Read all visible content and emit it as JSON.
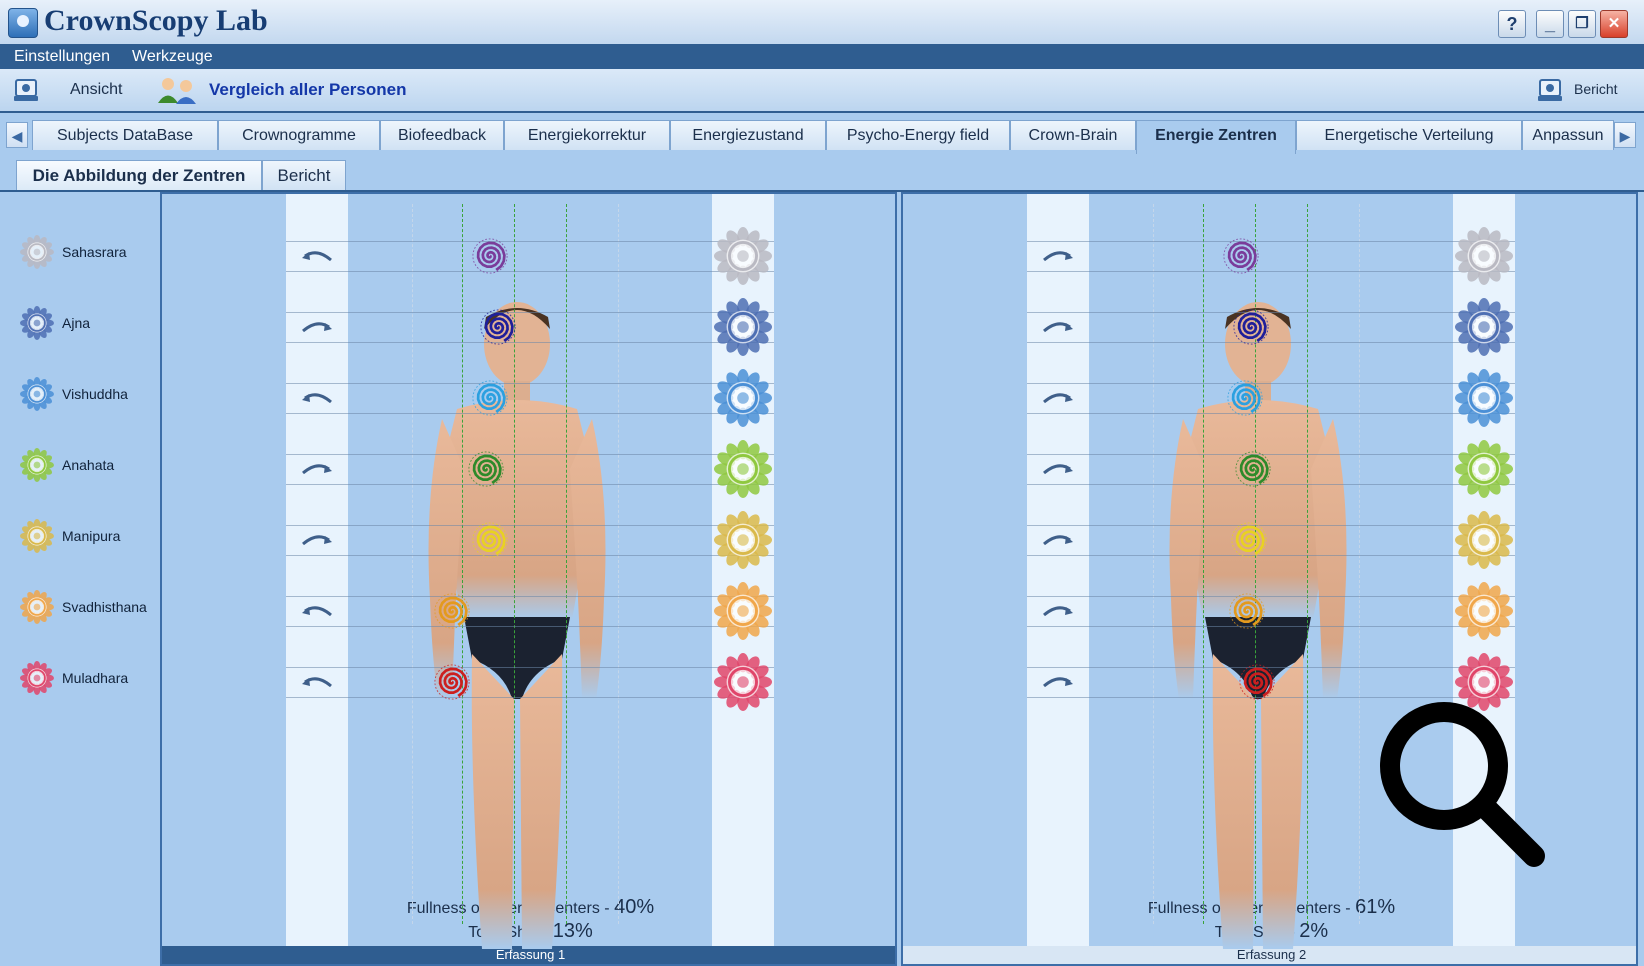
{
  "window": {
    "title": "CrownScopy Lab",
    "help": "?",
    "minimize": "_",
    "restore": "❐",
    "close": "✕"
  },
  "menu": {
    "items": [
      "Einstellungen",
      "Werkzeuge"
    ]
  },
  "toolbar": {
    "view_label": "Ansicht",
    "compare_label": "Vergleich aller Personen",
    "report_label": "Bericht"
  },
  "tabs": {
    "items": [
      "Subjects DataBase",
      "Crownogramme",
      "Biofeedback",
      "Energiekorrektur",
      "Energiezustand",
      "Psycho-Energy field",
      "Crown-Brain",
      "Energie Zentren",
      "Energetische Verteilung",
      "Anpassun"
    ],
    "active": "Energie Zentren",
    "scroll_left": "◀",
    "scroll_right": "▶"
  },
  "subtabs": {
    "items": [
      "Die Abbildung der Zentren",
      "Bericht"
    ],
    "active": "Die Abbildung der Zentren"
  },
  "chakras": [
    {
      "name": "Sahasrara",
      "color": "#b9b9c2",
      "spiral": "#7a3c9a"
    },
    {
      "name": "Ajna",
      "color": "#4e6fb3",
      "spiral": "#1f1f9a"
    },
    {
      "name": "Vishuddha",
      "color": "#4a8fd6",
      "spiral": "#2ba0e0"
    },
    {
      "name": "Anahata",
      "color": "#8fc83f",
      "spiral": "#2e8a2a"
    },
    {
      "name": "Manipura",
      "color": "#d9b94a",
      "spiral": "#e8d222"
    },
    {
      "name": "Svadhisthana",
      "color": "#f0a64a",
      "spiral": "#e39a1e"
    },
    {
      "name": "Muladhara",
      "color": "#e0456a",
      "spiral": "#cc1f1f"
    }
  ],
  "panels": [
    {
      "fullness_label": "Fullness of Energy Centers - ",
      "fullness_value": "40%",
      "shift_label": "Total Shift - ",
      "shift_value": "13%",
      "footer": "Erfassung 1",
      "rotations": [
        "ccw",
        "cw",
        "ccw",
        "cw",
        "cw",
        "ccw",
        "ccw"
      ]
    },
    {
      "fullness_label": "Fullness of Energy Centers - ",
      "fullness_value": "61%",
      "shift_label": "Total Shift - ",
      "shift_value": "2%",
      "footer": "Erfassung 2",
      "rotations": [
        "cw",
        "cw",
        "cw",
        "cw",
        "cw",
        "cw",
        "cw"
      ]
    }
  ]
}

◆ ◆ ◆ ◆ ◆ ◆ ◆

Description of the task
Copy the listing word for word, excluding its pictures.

Result
Read all visible content and emit it as JSON.
{
  "window": {
    "title": "CrownScopy Lab",
    "help": "?",
    "minimize": "_",
    "restore": "❐",
    "close": "✕"
  },
  "menu": {
    "items": [
      "Einstellungen",
      "Werkzeuge"
    ]
  },
  "toolbar": {
    "view_label": "Ansicht",
    "compare_label": "Vergleich aller Personen",
    "report_label": "Bericht"
  },
  "tabs": {
    "items": [
      "Subjects DataBase",
      "Crownogramme",
      "Biofeedback",
      "Energiekorrektur",
      "Energiezustand",
      "Psycho-Energy field",
      "Crown-Brain",
      "Energie Zentren",
      "Energetische Verteilung",
      "Anpassun"
    ],
    "active": "Energie Zentren",
    "scroll_left": "◀",
    "scroll_right": "▶"
  },
  "subtabs": {
    "items": [
      "Die Abbildung der Zentren",
      "Bericht"
    ],
    "active": "Die Abbildung der Zentren"
  },
  "chakras": [
    {
      "name": "Sahasrara",
      "color": "#b9b9c2",
      "spiral": "#7a3c9a"
    },
    {
      "name": "Ajna",
      "color": "#4e6fb3",
      "spiral": "#1f1f9a"
    },
    {
      "name": "Vishuddha",
      "color": "#4a8fd6",
      "spiral": "#2ba0e0"
    },
    {
      "name": "Anahata",
      "color": "#8fc83f",
      "spiral": "#2e8a2a"
    },
    {
      "name": "Manipura",
      "color": "#d9b94a",
      "spiral": "#e8d222"
    },
    {
      "name": "Svadhisthana",
      "color": "#f0a64a",
      "spiral": "#e39a1e"
    },
    {
      "name": "Muladhara",
      "color": "#e0456a",
      "spiral": "#cc1f1f"
    }
  ],
  "panels": [
    {
      "fullness_label": "Fullness of Energy Centers - ",
      "fullness_value": "40%",
      "shift_label": "Total Shift - ",
      "shift_value": "13%",
      "footer": "Erfassung 1",
      "rotations": [
        "ccw",
        "cw",
        "ccw",
        "cw",
        "cw",
        "ccw",
        "ccw"
      ]
    },
    {
      "fullness_label": "Fullness of Energy Centers - ",
      "fullness_value": "61%",
      "shift_label": "Total Shift - ",
      "shift_value": "2%",
      "footer": "Erfassung 2",
      "rotations": [
        "cw",
        "cw",
        "cw",
        "cw",
        "cw",
        "cw",
        "cw"
      ]
    }
  ]
}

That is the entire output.